“Amazing” Bible Prophecy: Sounds of The Apocalypse?
Posted by addisethiopia on January 5, 2014
“All you inhabitants of the world, and dwellers on the earth, see, when he lifts up a banner on the mountains; and when he blows a trumpet, hear.” [Isaiah 18:3]
Listen to the strange groaning from the sky that’s spooked Canada. People all over the world have reported similar sounds, including a 2012 instance that was heard by people across continents, but no one can yet answer who or what is making the creepy sounds.
One sip of Ethiopian coffee – and already able to connect the dots – in the following video American theologian, Paul Begley plays an audio of all the different sounds heard around the world! According to him the Apocalypse sounds seem to be coming from Heaven. I like how he air-drums the Kebero.

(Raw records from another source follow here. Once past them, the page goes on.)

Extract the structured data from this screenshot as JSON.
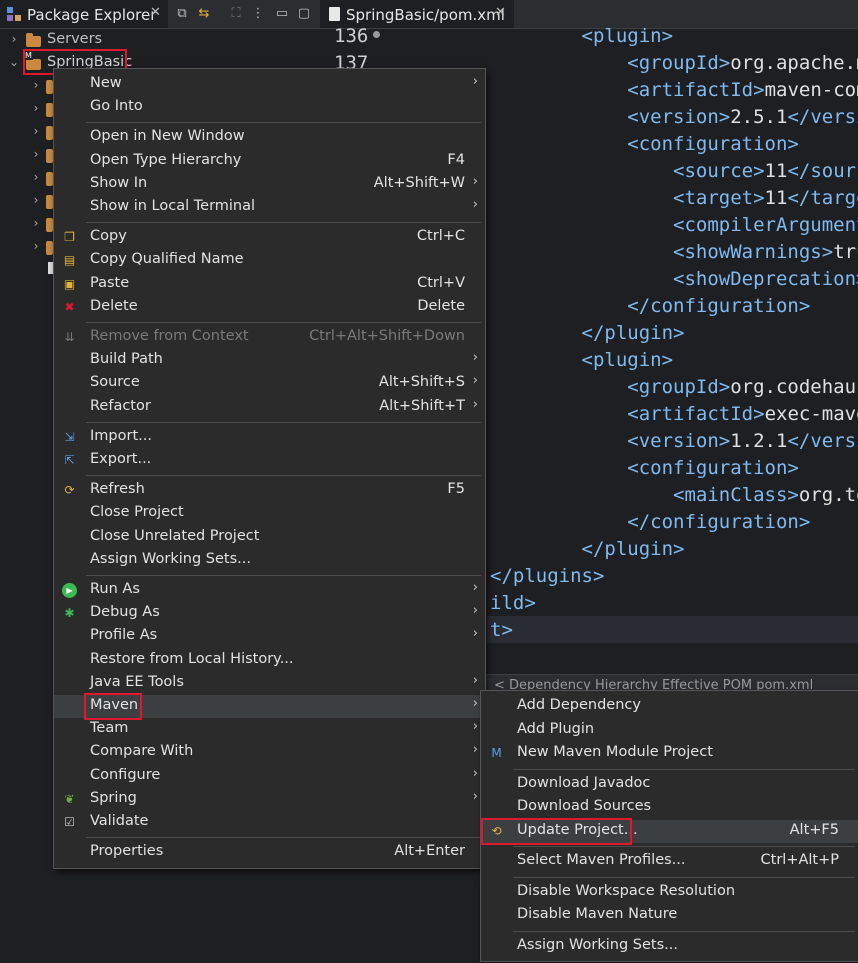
{
  "package_explorer": {
    "title": "Package Explorer",
    "tree": [
      {
        "label": "Servers",
        "expanded": false
      },
      {
        "label": "SpringBasic",
        "expanded": true,
        "selected": true
      }
    ]
  },
  "editor": {
    "tab_title": "SpringBasic/pom.xml",
    "line_numbers": [
      "136",
      "137"
    ],
    "code_lines": [
      {
        "indent": "            ",
        "parts": [
          [
            "tag",
            "<plugin>"
          ]
        ]
      },
      {
        "indent": "                ",
        "parts": [
          [
            "tag",
            "<groupId>"
          ],
          [
            "txt",
            "org.apache.m"
          ]
        ]
      },
      {
        "indent": "                ",
        "parts": [
          [
            "tag",
            "<artifactId>"
          ],
          [
            "txt",
            "maven-com"
          ]
        ]
      },
      {
        "indent": "                ",
        "parts": [
          [
            "tag",
            "<version>"
          ],
          [
            "txt",
            "2.5.1"
          ],
          [
            "tag",
            "</versi"
          ]
        ]
      },
      {
        "indent": "                ",
        "parts": [
          [
            "tag",
            "<configuration>"
          ]
        ]
      },
      {
        "indent": "                    ",
        "parts": [
          [
            "tag",
            "<source>"
          ],
          [
            "txt",
            "11"
          ],
          [
            "tag",
            "</sourc"
          ]
        ]
      },
      {
        "indent": "                    ",
        "parts": [
          [
            "tag",
            "<target>"
          ],
          [
            "txt",
            "11"
          ],
          [
            "tag",
            "</targe"
          ]
        ]
      },
      {
        "indent": "                    ",
        "parts": [
          [
            "tag",
            "<compilerArgument"
          ]
        ]
      },
      {
        "indent": "                    ",
        "parts": [
          [
            "tag",
            "<showWarnings>"
          ],
          [
            "txt",
            "tru"
          ]
        ]
      },
      {
        "indent": "                    ",
        "parts": [
          [
            "tag",
            "<showDeprecation>"
          ]
        ]
      },
      {
        "indent": "                ",
        "parts": [
          [
            "tag",
            "</configuration>"
          ]
        ]
      },
      {
        "indent": "            ",
        "parts": [
          [
            "tag",
            "</plugin>"
          ]
        ]
      },
      {
        "indent": "            ",
        "parts": [
          [
            "tag",
            "<plugin>"
          ]
        ]
      },
      {
        "indent": "                ",
        "parts": [
          [
            "tag",
            "<groupId>"
          ],
          [
            "txt",
            "org.codehaus"
          ]
        ]
      },
      {
        "indent": "                ",
        "parts": [
          [
            "tag",
            "<artifactId>"
          ],
          [
            "txt",
            "exec-mave"
          ]
        ]
      },
      {
        "indent": "                ",
        "parts": [
          [
            "tag",
            "<version>"
          ],
          [
            "txt",
            "1.2.1"
          ],
          [
            "tag",
            "</versi"
          ]
        ]
      },
      {
        "indent": "                ",
        "parts": [
          [
            "tag",
            "<configuration>"
          ]
        ]
      },
      {
        "indent": "                    ",
        "parts": [
          [
            "tag",
            "<mainClass>"
          ],
          [
            "txt",
            "org.te"
          ]
        ]
      },
      {
        "indent": "                ",
        "parts": [
          [
            "tag",
            "</configuration>"
          ]
        ]
      },
      {
        "indent": "            ",
        "parts": [
          [
            "tag",
            "</plugin>"
          ]
        ]
      },
      {
        "indent": "",
        "parts": [
          [
            "tag",
            "</plugins>"
          ]
        ]
      },
      {
        "indent": "",
        "parts": [
          [
            "tag",
            "ild>"
          ]
        ]
      },
      {
        "indent": "",
        "parts": [
          [
            "tag",
            "t>"
          ]
        ]
      }
    ],
    "bottom_tabs": "< Dependency Hierarchy  Effective POM  pom.xml"
  },
  "context_menu": {
    "items": [
      {
        "label": "New",
        "submenu": true
      },
      {
        "label": "Go Into"
      },
      {
        "sep": true
      },
      {
        "label": "Open in New Window"
      },
      {
        "label": "Open Type Hierarchy",
        "shortcut": "F4"
      },
      {
        "label": "Show In",
        "shortcut": "Alt+Shift+W",
        "submenu": true
      },
      {
        "label": "Show in Local Terminal",
        "submenu": true
      },
      {
        "sep": true
      },
      {
        "label": "Copy",
        "shortcut": "Ctrl+C",
        "icon": "copy-icon"
      },
      {
        "label": "Copy Qualified Name",
        "icon": "copy-qualified-icon"
      },
      {
        "label": "Paste",
        "shortcut": "Ctrl+V",
        "icon": "paste-icon"
      },
      {
        "label": "Delete",
        "shortcut": "Delete",
        "icon": "delete-icon"
      },
      {
        "sep": true
      },
      {
        "label": "Remove from Context",
        "shortcut": "Ctrl+Alt+Shift+Down",
        "icon": "remove-context-icon",
        "disabled": true
      },
      {
        "label": "Build Path",
        "submenu": true
      },
      {
        "label": "Source",
        "shortcut": "Alt+Shift+S",
        "submenu": true
      },
      {
        "label": "Refactor",
        "shortcut": "Alt+Shift+T",
        "submenu": true
      },
      {
        "sep": true
      },
      {
        "label": "Import...",
        "icon": "import-icon"
      },
      {
        "label": "Export...",
        "icon": "export-icon"
      },
      {
        "sep": true
      },
      {
        "label": "Refresh",
        "shortcut": "F5",
        "icon": "refresh-icon"
      },
      {
        "label": "Close Project"
      },
      {
        "label": "Close Unrelated Project"
      },
      {
        "label": "Assign Working Sets..."
      },
      {
        "sep": true
      },
      {
        "label": "Run As",
        "submenu": true,
        "icon": "run-icon"
      },
      {
        "label": "Debug As",
        "submenu": true,
        "icon": "debug-icon"
      },
      {
        "label": "Profile As",
        "submenu": true
      },
      {
        "label": "Restore from Local History..."
      },
      {
        "label": "Java EE Tools",
        "submenu": true
      },
      {
        "label": "Maven",
        "submenu": true,
        "active": true
      },
      {
        "label": "Team",
        "submenu": true
      },
      {
        "label": "Compare With",
        "submenu": true
      },
      {
        "label": "Configure",
        "submenu": true
      },
      {
        "label": "Spring",
        "submenu": true,
        "icon": "spring-icon"
      },
      {
        "label": "Validate",
        "icon": "validate-icon"
      },
      {
        "sep": true
      },
      {
        "label": "Properties",
        "shortcut": "Alt+Enter"
      }
    ]
  },
  "maven_submenu": {
    "items": [
      {
        "label": "Add Dependency"
      },
      {
        "label": "Add Plugin"
      },
      {
        "label": "New Maven Module Project",
        "icon": "maven-module-icon"
      },
      {
        "sep": true
      },
      {
        "label": "Download Javadoc"
      },
      {
        "label": "Download Sources"
      },
      {
        "label": "Update Project...",
        "shortcut": "Alt+F5",
        "icon": "update-project-icon",
        "active": true
      },
      {
        "sep": true
      },
      {
        "label": "Select Maven Profiles...",
        "shortcut": "Ctrl+Alt+P"
      },
      {
        "sep": true
      },
      {
        "label": "Disable Workspace Resolution"
      },
      {
        "label": "Disable Maven Nature"
      },
      {
        "sep": true
      },
      {
        "label": "Assign Working Sets..."
      }
    ]
  },
  "colors": {
    "highlight_border": "#e0182d",
    "tag_color": "#7fbaf0"
  }
}
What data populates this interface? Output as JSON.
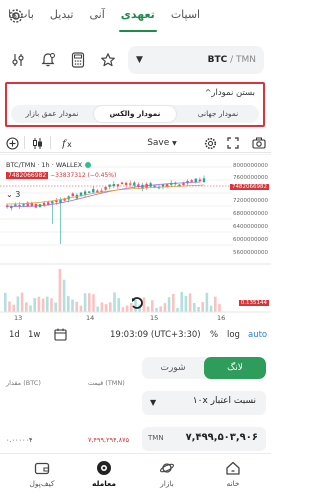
{
  "top_tabs": [
    {
      "label": "اسپات"
    },
    {
      "label": "تعهدی"
    },
    {
      "label": "آنی"
    },
    {
      "label": "تبدیل"
    },
    {
      "label": "بات‌ها"
    }
  ],
  "market": {
    "pair_base": "BTC",
    "pair_sep": " / ",
    "pair_quote": "TMN"
  },
  "chart_options": {
    "title": "بستن نمودار",
    "tabs": [
      {
        "label": "نمودار جهانی"
      },
      {
        "label": "نمودار والکس"
      },
      {
        "label": "نمودار عمق بازار"
      }
    ]
  },
  "toolbar": {
    "save_label": "Save"
  },
  "chart": {
    "legend_title": "BTC/TMN · 1h · WALLEX",
    "ohlc_left": "7482066982",
    "ohlc_change": "−33837312 (−0.45%)",
    "indicator_count": "3",
    "price_axis": [
      "8000000000",
      "7600000000",
      "7200000000",
      "6800000000",
      "6400000000",
      "6000000000",
      "5600000000"
    ],
    "last_price": "7482066982",
    "volume_value": "0.135144",
    "time_labels": [
      "13",
      "14",
      "15",
      "16"
    ]
  },
  "timeframe": {
    "tf_1d": "1d",
    "tf_1w": "1w",
    "clock": "19:03:09 (UTC+3:30)",
    "percent": "%",
    "log": "log",
    "auto": "auto"
  },
  "order": {
    "long_label": "لانگ",
    "short_label": "شورت",
    "leverage_label": "نسبت اعتبار ۱۰x",
    "price_unit": "TMN",
    "price_value": "۷,۴۹۹,۵۰۳,۹۰۶",
    "book_col_amount": "مقدار (BTC)",
    "book_col_price": "قیمت (TMN)",
    "book_row_price": "۷,۴۹۹,۲۹۴,۸۷۵",
    "book_row_amount": "۰.۰۰۰۰۰۴"
  },
  "bottom_nav": [
    {
      "label": "خانه"
    },
    {
      "label": "بازار"
    },
    {
      "label": "معامله"
    },
    {
      "label": "کیف‌پول"
    }
  ],
  "colors": {
    "accent": "#1f8a4c",
    "long": "#2e9d5b",
    "highlight": "#d9343a"
  }
}
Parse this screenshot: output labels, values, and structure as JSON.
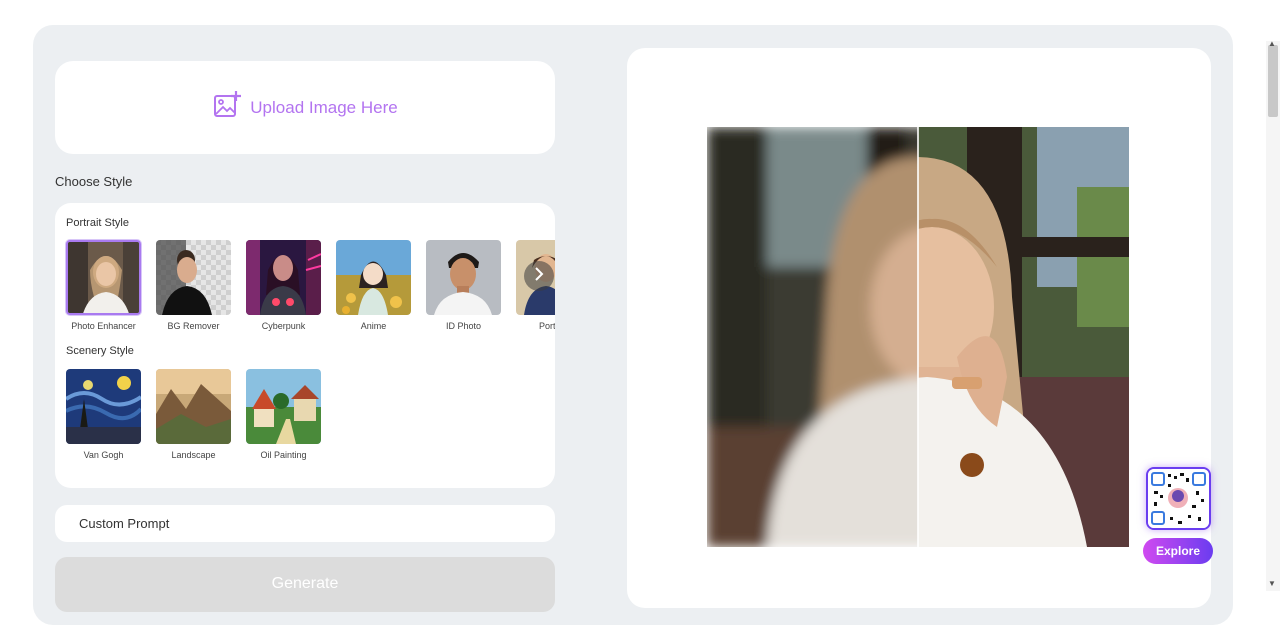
{
  "upload": {
    "label": "Upload Image Here"
  },
  "choose_style_label": "Choose Style",
  "portrait_style": {
    "title": "Portrait Style",
    "items": [
      {
        "label": "Photo Enhancer",
        "selected": true
      },
      {
        "label": "BG Remover"
      },
      {
        "label": "Cyberpunk"
      },
      {
        "label": "Anime"
      },
      {
        "label": "ID Photo"
      },
      {
        "label": "Portrait"
      }
    ]
  },
  "scenery_style": {
    "title": "Scenery Style",
    "items": [
      {
        "label": "Van Gogh"
      },
      {
        "label": "Landscape"
      },
      {
        "label": "Oil Painting"
      }
    ]
  },
  "custom_prompt": {
    "placeholder": "Custom Prompt"
  },
  "generate": {
    "label": "Generate"
  },
  "explore": {
    "label": "Explore"
  },
  "colors": {
    "accent": "#b374f0",
    "panel_bg": "#eceff2",
    "generate_bg": "#dcdcdc"
  }
}
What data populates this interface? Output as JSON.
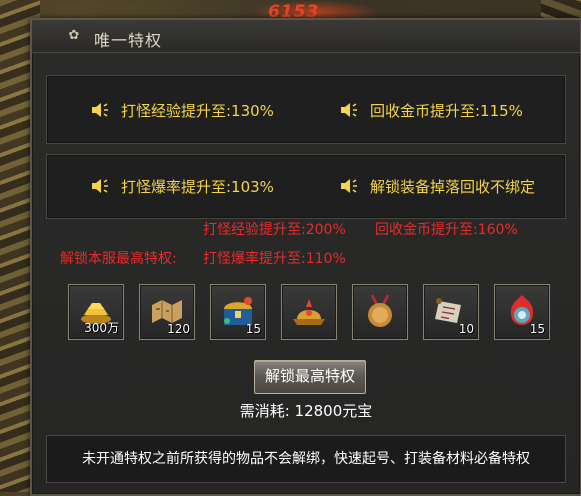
{
  "background": {
    "fire_text": "6153"
  },
  "window": {
    "title": "唯一特权",
    "title_icon": "swirl-icon"
  },
  "perks_row1": {
    "left": "打怪经验提升至:130%",
    "right": "回收金币提升至:115%"
  },
  "perks_row2": {
    "left": "打怪爆率提升至:103%",
    "right": "解锁装备掉落回收不绑定"
  },
  "top_privilege": {
    "label": "解锁本服最高特权:",
    "exp": "打怪经验提升至:200%",
    "gold": "回收金币提升至:160%",
    "drop": "打怪爆率提升至:110%"
  },
  "rewards": [
    {
      "icon": "gold-ingots-icon",
      "count": "300万"
    },
    {
      "icon": "treasure-map-icon",
      "count": "120"
    },
    {
      "icon": "treasure-chest-icon",
      "count": "15"
    },
    {
      "icon": "golden-helmet-icon",
      "count": ""
    },
    {
      "icon": "medal-coin-icon",
      "count": ""
    },
    {
      "icon": "scroll-icon",
      "count": "10"
    },
    {
      "icon": "fire-orb-icon",
      "count": "15"
    }
  ],
  "unlock_button": "解锁最高特权",
  "cost": "需消耗:  12800元宝",
  "note": "未开通特权之前所获得的物品不会解绑，快速起号、打装备材料必备特权",
  "colors": {
    "perk_text": "#f3d44a",
    "privilege_text": "#e82b2b"
  }
}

Was Paul Begley thinking about the bass drum of the Ethiopian Church? I wonder if he is familiar with the music of the great Ethiopian Prophet, Apostle and hymnologist, Saint Yared who was in heaven to hear the angels praising God with musical instruments such as the Inzira (a large flute), the Masinquo (a one-stringed violin), the Tsenatsil (a type of sistrum), the Kebero (a large drum), and the Begena (great harp).
Anyways, those strange sounds are almost identical to the sounds we hear in the Ethiopian Church. From those strange noises I certainly do recognize the sounds of the Kebero / Drum /; the Meleket /Trumpet / and the Begena /The Ethiopian Harp/. Listen, watch & wake up!
The Most Ancient Hebrew Engraving Found in Jerusalem Deciphered
My Note: the letters which were written during the 10th century B.C. in an ancient language that was not Hebrew have a striking similarity with the Ethiopic writing system. Any connection to The Queen of Sheba?
An ancient eight-letter inscription — dating back to King Solomon’s reign in Jerusalem some 3,000 years ago — was deciphered by a researcher from the University of Haifa, shedding light on the Solomonic kingdom’s impressively sophisticated administrative system.
The carving was discovered on a clay jug in the Ophel area, near the southern wall of the Temple Mount, by a Hebrew University archaeological team headed by Dr. Eilat Mazar. It is considered the most ancient Hebrew engraving to emerge from the archaeological digs in Jerusalem to date.
However, the meaning of the cryptic inscription eluded researchers until Professor Gershon Galil of the University of Haifa interpreted it as a classification of a type of wine stored in the jug. He published his findings in the journal “New Studies on Jerusalem.”
According to Galil, the first intact letter of the inscription was actually the last letter of a longer word that got cut off and represented the date. The middle portion refers to the type of wine in the jug, a cheap variety. The final letter was also cut off from a longer word, and according to Galil listed the location from which the wine was sent.
Galil estimated that the carving was written in the middle of the tenth century BCE, after King Solomon built the First Temple, his palaces, and the surrounding walls that unified the three areas of the city — the Ophel area, the city of David, and the Temple Mount. These tremendous infrastructural projects contributed, Galil said, to the sudden need for copious quantities of poor-quality wine.
“This wine was not served on the table of King Solomon nor in the Temple,” Galil wrote. “Rather it was probably used by the many forced laborers in the building projects and the soldiers that guarded them. Food and drinks for these laborers were mainly held in the Ophel area.” His theory is shored up by pottery fragments found in Arad, Galil wrote.
Beyond that, Galil emphasized that the find lends support to claims of an organized bureaucratic system and provides evidence that writing was prevalent at the time.
“The ability to write and store the wine in a large vessel designated for this purpose, while noting the type of wine, the date it was received, and the place it was sent from, attests to the existence of an organized administration that collected taxes, recruited laborers, brought them to Jerusalem, and took care to give them food and water,” Galil said.
“Scribes that could write administrative texts could also write literary and historiographic texts, and this has very important implications for the study of the Bible and understanding the history of Israel in the biblical period.”